[Stored records]
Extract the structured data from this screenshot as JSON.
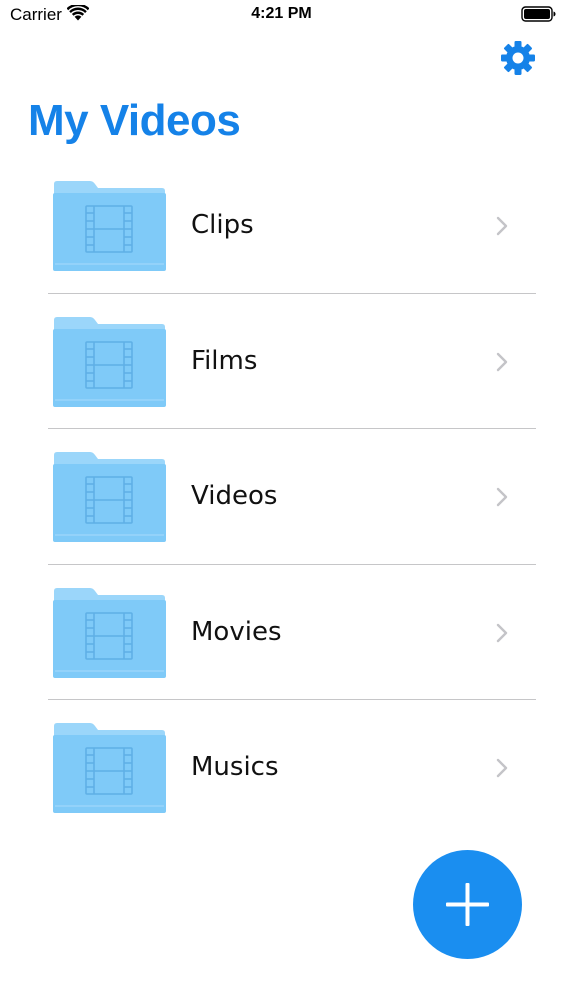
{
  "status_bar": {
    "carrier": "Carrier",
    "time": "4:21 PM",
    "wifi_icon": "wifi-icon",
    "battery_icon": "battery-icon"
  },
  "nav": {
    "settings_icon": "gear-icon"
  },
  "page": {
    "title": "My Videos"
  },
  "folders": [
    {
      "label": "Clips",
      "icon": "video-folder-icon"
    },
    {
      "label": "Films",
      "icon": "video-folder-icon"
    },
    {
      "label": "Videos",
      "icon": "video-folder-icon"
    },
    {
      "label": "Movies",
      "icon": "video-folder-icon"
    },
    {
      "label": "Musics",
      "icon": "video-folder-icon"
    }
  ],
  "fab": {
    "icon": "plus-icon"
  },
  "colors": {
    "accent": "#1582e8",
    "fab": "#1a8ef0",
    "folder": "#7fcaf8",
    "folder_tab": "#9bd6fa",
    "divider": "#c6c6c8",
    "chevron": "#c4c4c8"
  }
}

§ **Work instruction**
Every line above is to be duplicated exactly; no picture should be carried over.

§ **Reply**
Extract the structured data from this screenshot as JSON.
{
  "status_bar": {
    "carrier": "Carrier",
    "time": "4:21 PM",
    "wifi_icon": "wifi-icon",
    "battery_icon": "battery-icon"
  },
  "nav": {
    "settings_icon": "gear-icon"
  },
  "page": {
    "title": "My Videos"
  },
  "folders": [
    {
      "label": "Clips",
      "icon": "video-folder-icon"
    },
    {
      "label": "Films",
      "icon": "video-folder-icon"
    },
    {
      "label": "Videos",
      "icon": "video-folder-icon"
    },
    {
      "label": "Movies",
      "icon": "video-folder-icon"
    },
    {
      "label": "Musics",
      "icon": "video-folder-icon"
    }
  ],
  "fab": {
    "icon": "plus-icon"
  },
  "colors": {
    "accent": "#1582e8",
    "fab": "#1a8ef0",
    "folder": "#7fcaf8",
    "folder_tab": "#9bd6fa",
    "divider": "#c6c6c8",
    "chevron": "#c4c4c8"
  }
}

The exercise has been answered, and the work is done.